Mmm, fluffy fresh Parmesan. If you’re going to buy pre-grated Parmesan, at least make sure it’s refrigerated and fresh. If it’s on the store shelf, it’s got other things in there to keep it from caking or growing mould, and you lose the flavour and creaminess of this glorious cheese.
I meant to make something with lemon zest in time to do this post, but because I was so ill for weeks after the Birmingham show I haven’t done enough cooking and I realized I have to get this post done now so you all have time to use the discount codes before they expire! But I can’t wait to be able to speed-zest a lemon using a cutting board like this soon. It’s more stable, too, and I can tell you from all-too-frequent experience that grating your fingers while zesting a lemon is a real test of how many swear words you can spew in a matter of seconds.

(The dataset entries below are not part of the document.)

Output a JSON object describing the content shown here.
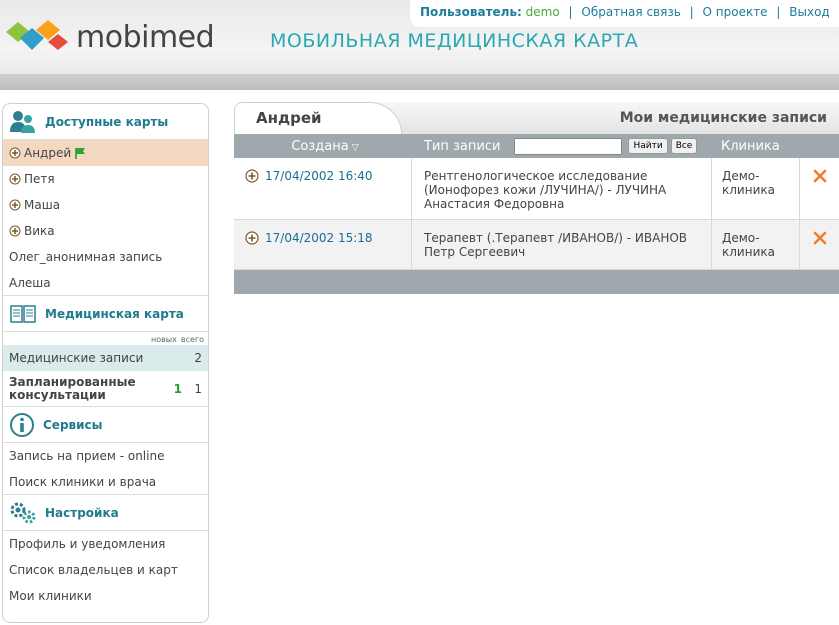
{
  "header": {
    "brand": "mobimed",
    "tagline": "МОБИЛЬНАЯ МЕДИЦИНСКАЯ КАРТА",
    "user_label": "Пользователь:",
    "user_name": "demo",
    "links": [
      "Обратная связь",
      "О проекте",
      "Выход"
    ]
  },
  "sidebar": {
    "cards": {
      "title": "Доступные карты",
      "items": [
        "Андрей",
        "Петя",
        "Маша",
        "Вика",
        "Олег_анонимная запись",
        "Алеша"
      ]
    },
    "medcard": {
      "title": "Медицинская карта",
      "col_new": "новых",
      "col_all": "всего",
      "records": {
        "label": "Медицинские записи",
        "new": "",
        "all": "2"
      },
      "consults": {
        "label": "Запланированные консультации",
        "new": "1",
        "all": "1"
      }
    },
    "services": {
      "title": "Сервисы",
      "items": [
        "Запись на прием - online",
        "Поиск клиники и врача"
      ]
    },
    "settings": {
      "title": "Настройка",
      "items": [
        "Профиль и уведомления",
        "Список владельцев и карт",
        "Мои клиники"
      ]
    }
  },
  "main": {
    "tab": "Андрей",
    "section_title": "Мои медицинские записи",
    "columns": {
      "created": "Создана",
      "type": "Тип записи",
      "clinic": "Клиника"
    },
    "filter": {
      "placeholder": "",
      "find": "Найти",
      "all": "Все"
    },
    "rows": [
      {
        "date": "17/04/2002 16:40",
        "type": "Рентгенологическое исследование (Ионофорез кожи /ЛУЧИНА/) - ЛУЧИНА Анастасия Федоровна",
        "clinic": "Демо-клиника"
      },
      {
        "date": "17/04/2002 15:18",
        "type": "Терапевт (.Терапевт /ИВАНОВ/) - ИВАНОВ Петр Сергеевич",
        "clinic": "Демо-клиника"
      }
    ]
  },
  "colors": {
    "accent": "#1f7c8c",
    "tagline": "#2aa8b2",
    "delete": "#f07b2c",
    "active_card": "#f3d8c2"
  }
}
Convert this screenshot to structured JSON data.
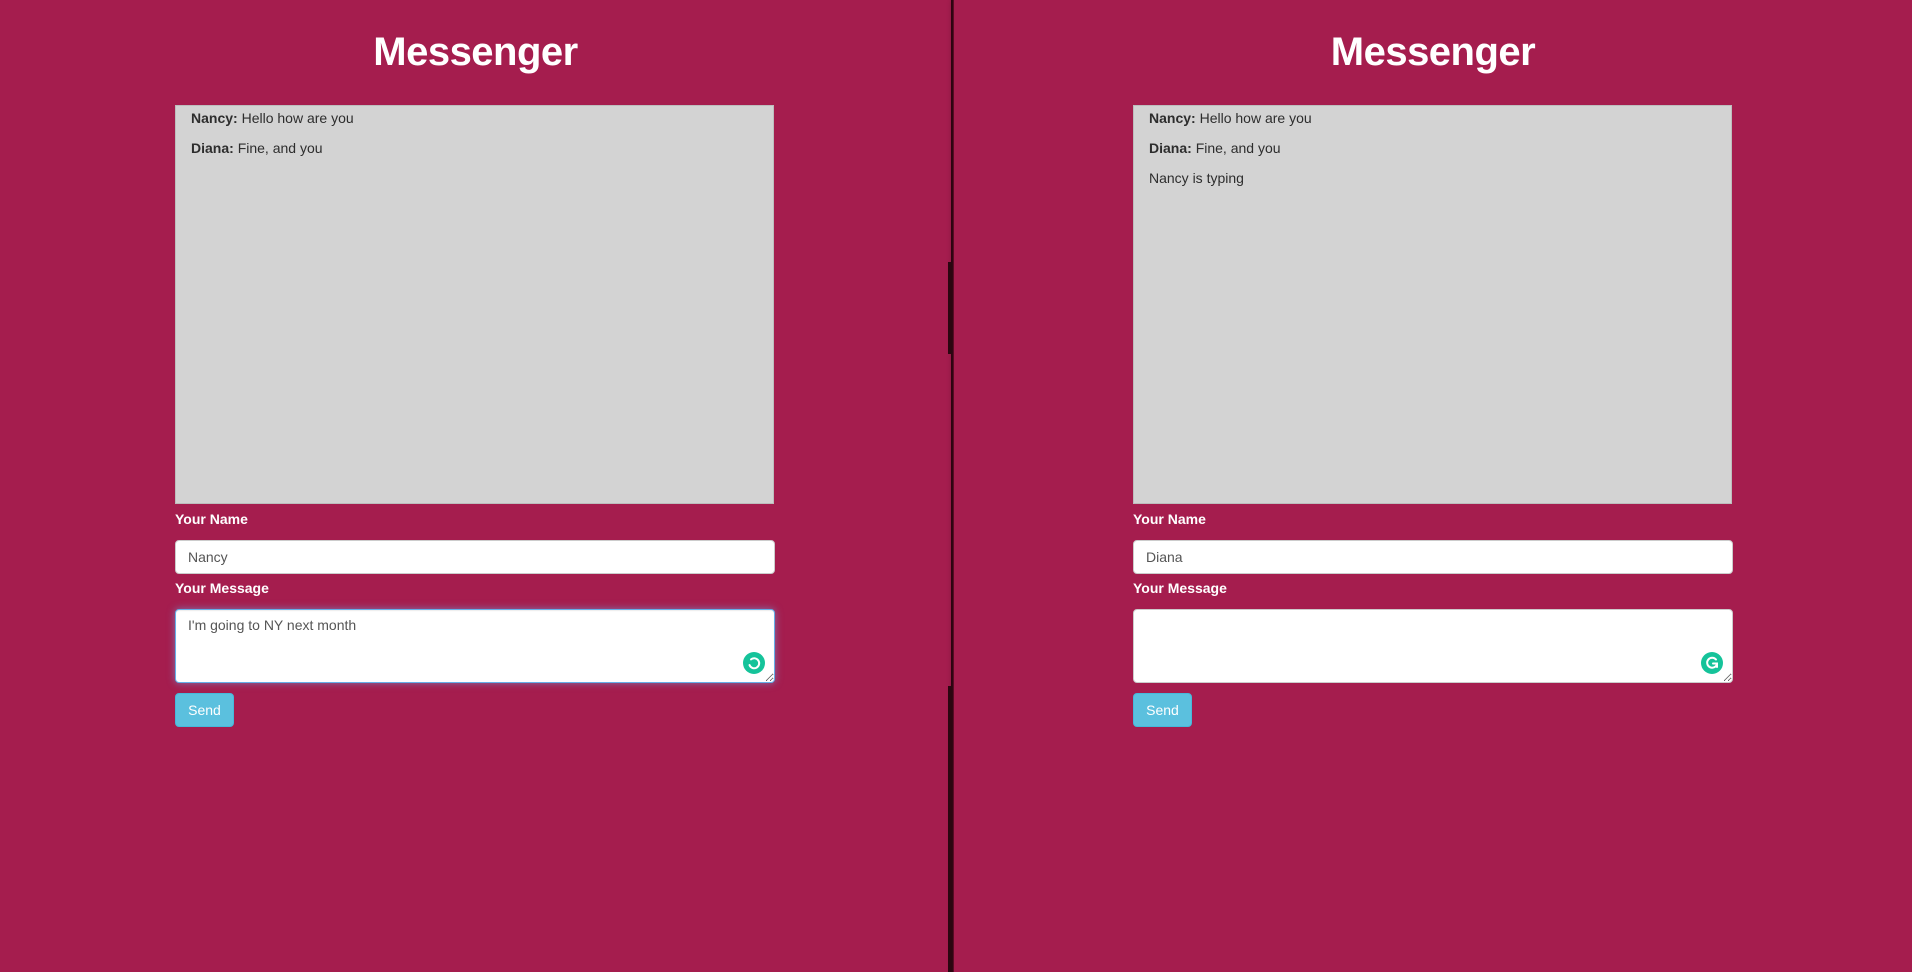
{
  "colors": {
    "page_background": "#a51d4e",
    "chat_log_background": "#d3d3d3",
    "send_button": "#5bc0de",
    "grammarly_badge": "#15c39a"
  },
  "left": {
    "title": "Messenger",
    "messages": [
      {
        "author": "Nancy:",
        "text": "Hello how are you"
      },
      {
        "author": "Diana:",
        "text": "Fine, and you"
      }
    ],
    "name_label": "Your Name",
    "name_value": "Nancy",
    "message_label": "Your Message",
    "message_value": "I'm going to NY next month",
    "send_label": "Send",
    "badge_icon": "grammarly-loading-icon"
  },
  "right": {
    "title": "Messenger",
    "messages": [
      {
        "author": "Nancy:",
        "text": "Hello how are you"
      },
      {
        "author": "Diana:",
        "text": "Fine, and you"
      }
    ],
    "typing_indicator": "Nancy is typing",
    "name_label": "Your Name",
    "name_value": "Diana",
    "message_label": "Your Message",
    "message_value": "",
    "send_label": "Send",
    "badge_icon": "grammarly-g-icon"
  }
}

In fact it’s telling that the Deiss has not claimed its first taste of blood yet. Usually a new grater, peeler, or knife has already sampled human flesh if it’s been in our house this long. We’re really rather horribly clumsy, and now that I’m typing this I’m pretty sure the Deiss can hear me and is just waiting for me to finish posting this and then it’s going to hunt me in my sleep, but until you see an update of my demise assume that this pleasant little feature is actually helping to prevent us from putting a little bit of ourselves into every dish!
It does come with a guard that snaps on and off (a little awkwardly, to be honest…we’ve had graters where they slide on more easily than this one), but we don’t tend to hurt ourselves on things in the drawer nearly so much as grappling with slippery cheese or the ends of nutmegs.

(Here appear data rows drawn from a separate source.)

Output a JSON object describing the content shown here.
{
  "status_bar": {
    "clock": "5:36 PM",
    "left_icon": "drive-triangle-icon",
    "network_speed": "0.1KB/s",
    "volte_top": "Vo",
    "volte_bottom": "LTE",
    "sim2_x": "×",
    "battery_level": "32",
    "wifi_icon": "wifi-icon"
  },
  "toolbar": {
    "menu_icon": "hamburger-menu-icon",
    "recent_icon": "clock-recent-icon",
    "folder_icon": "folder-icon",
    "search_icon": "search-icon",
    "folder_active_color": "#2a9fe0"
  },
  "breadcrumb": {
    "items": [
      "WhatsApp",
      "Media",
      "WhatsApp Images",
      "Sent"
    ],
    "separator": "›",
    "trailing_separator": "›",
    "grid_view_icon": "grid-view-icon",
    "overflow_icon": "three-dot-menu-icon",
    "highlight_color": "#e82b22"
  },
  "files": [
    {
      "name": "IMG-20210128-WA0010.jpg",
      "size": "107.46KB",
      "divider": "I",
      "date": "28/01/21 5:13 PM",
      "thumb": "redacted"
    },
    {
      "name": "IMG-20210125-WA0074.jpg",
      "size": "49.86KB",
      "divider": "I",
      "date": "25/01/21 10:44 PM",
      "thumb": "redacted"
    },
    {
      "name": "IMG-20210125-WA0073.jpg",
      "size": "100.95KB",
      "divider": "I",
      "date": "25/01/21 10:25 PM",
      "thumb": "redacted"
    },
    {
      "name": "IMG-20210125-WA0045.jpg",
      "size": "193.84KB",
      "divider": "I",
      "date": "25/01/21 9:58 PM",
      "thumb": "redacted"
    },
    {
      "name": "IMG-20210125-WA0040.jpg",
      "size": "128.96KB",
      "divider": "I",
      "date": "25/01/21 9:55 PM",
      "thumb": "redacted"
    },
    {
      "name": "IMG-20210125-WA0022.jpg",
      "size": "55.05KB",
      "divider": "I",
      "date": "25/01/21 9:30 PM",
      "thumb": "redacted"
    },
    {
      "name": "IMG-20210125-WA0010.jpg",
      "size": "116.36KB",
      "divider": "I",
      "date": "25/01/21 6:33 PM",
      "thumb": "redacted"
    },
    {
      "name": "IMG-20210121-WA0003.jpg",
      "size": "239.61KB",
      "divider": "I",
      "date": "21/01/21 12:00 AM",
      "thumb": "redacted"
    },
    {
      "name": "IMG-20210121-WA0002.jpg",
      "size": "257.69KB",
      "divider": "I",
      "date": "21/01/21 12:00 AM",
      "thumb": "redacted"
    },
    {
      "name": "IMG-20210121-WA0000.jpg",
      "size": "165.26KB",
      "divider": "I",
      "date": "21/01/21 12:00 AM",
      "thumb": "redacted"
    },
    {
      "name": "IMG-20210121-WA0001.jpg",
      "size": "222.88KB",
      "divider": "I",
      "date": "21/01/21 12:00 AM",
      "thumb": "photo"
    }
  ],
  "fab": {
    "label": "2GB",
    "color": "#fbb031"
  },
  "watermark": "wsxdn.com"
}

The guard has holes in it. I’m not sure what for, although it’s possible that they help prevent moisture building up in there because that sometimes did happen with our old one and the slide-on guard if we put it away before it was completely dry. And all graters are a pain to dry. Really, seriously, just leave it in the drainboard overnight. And remember to wash it before you need it because if you try to grate dry things like nutmeg or even Parmesan while there’s still moisture in the holes, it all gets gummy. Don’t do that. Protip.

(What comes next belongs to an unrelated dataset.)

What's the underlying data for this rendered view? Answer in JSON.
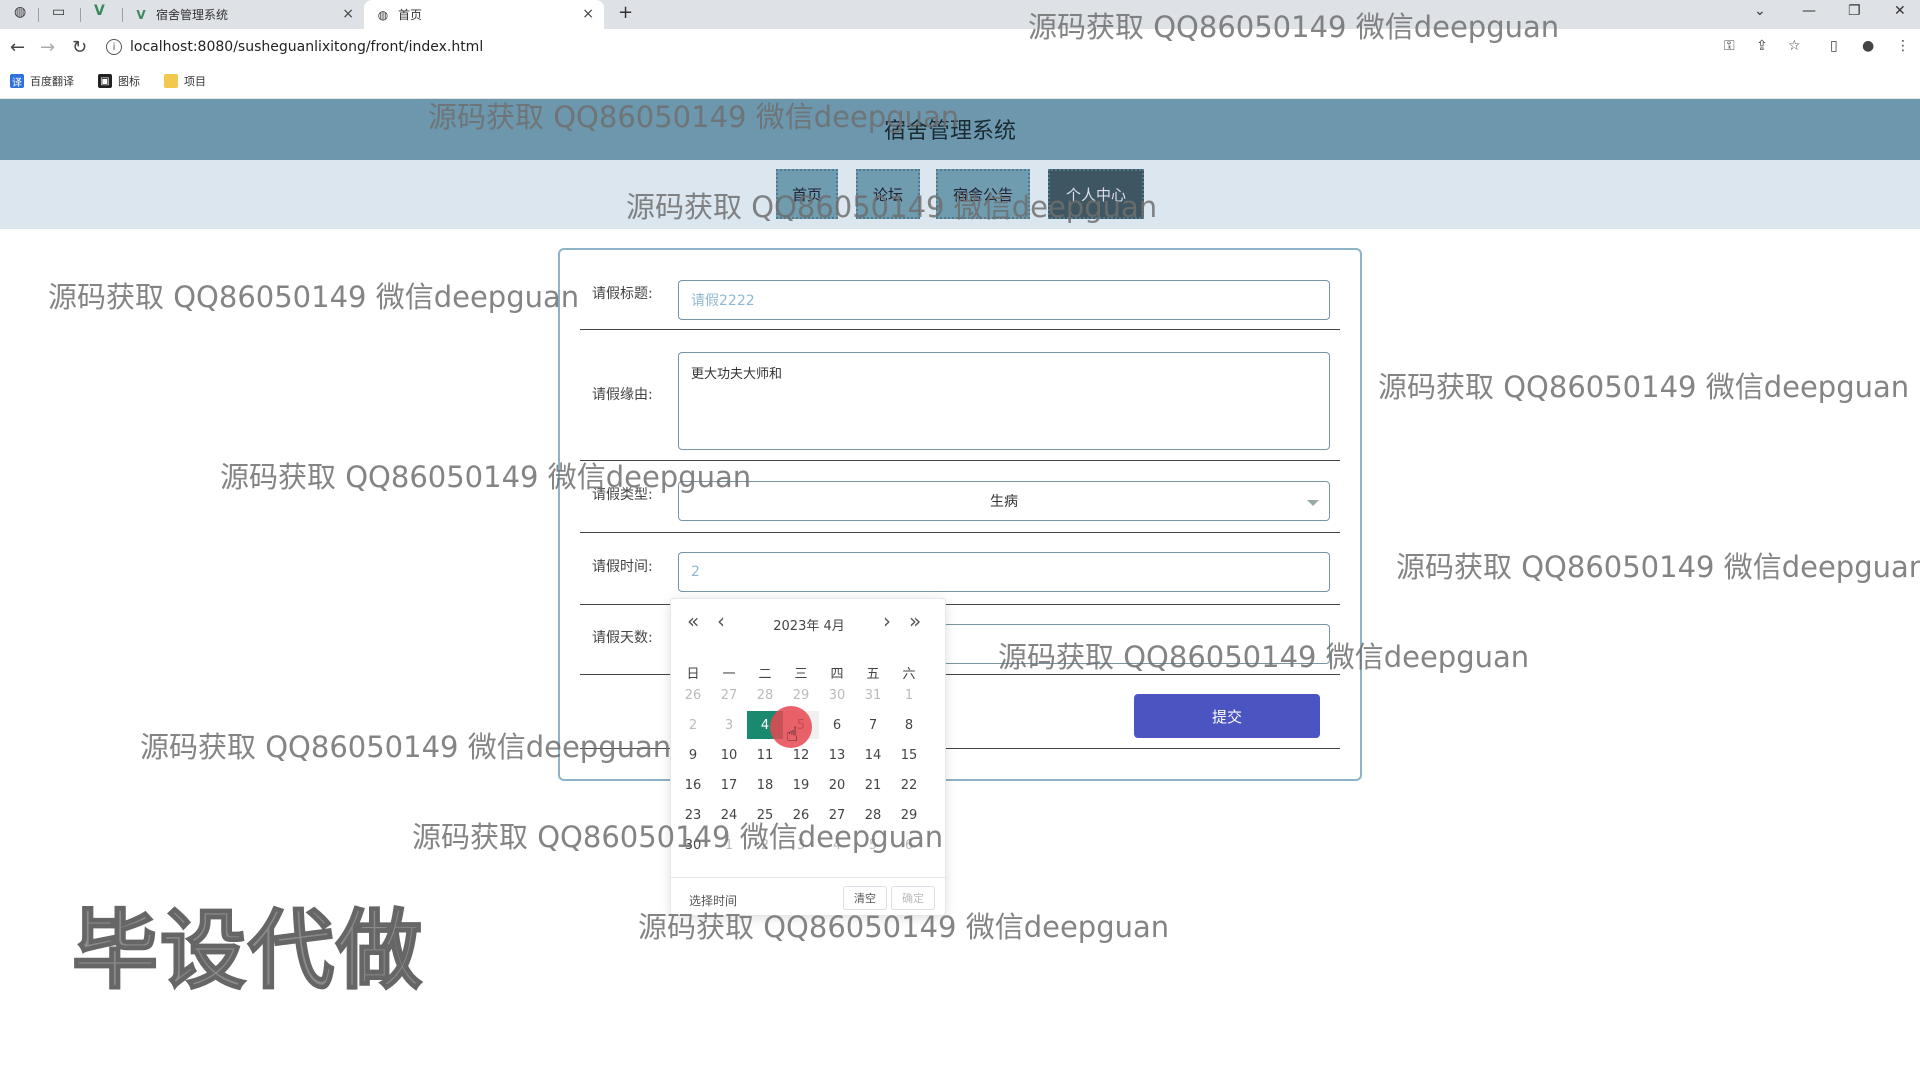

Anyway, all in all we’re quite pleased with the Deiss, and not just because whenever you get a new grater you realize how hard you were working with your old dull one, but because those tiny rubber feet actually do make a difference. Our household now requires that all future graters have this feature!
To get your own, here are links for Amazon.com and Amazon.co.uk. Use the corresponding code beside the link at checkout (where it asks you if you have a gift card or promotional code) to save US$1.50 or UK£1.48 until January 1, 2017.
For Amazon.com click the link below and use the code OPFL2K2X
For Amazon.co.uk click the link below and use the code ICM2QKR4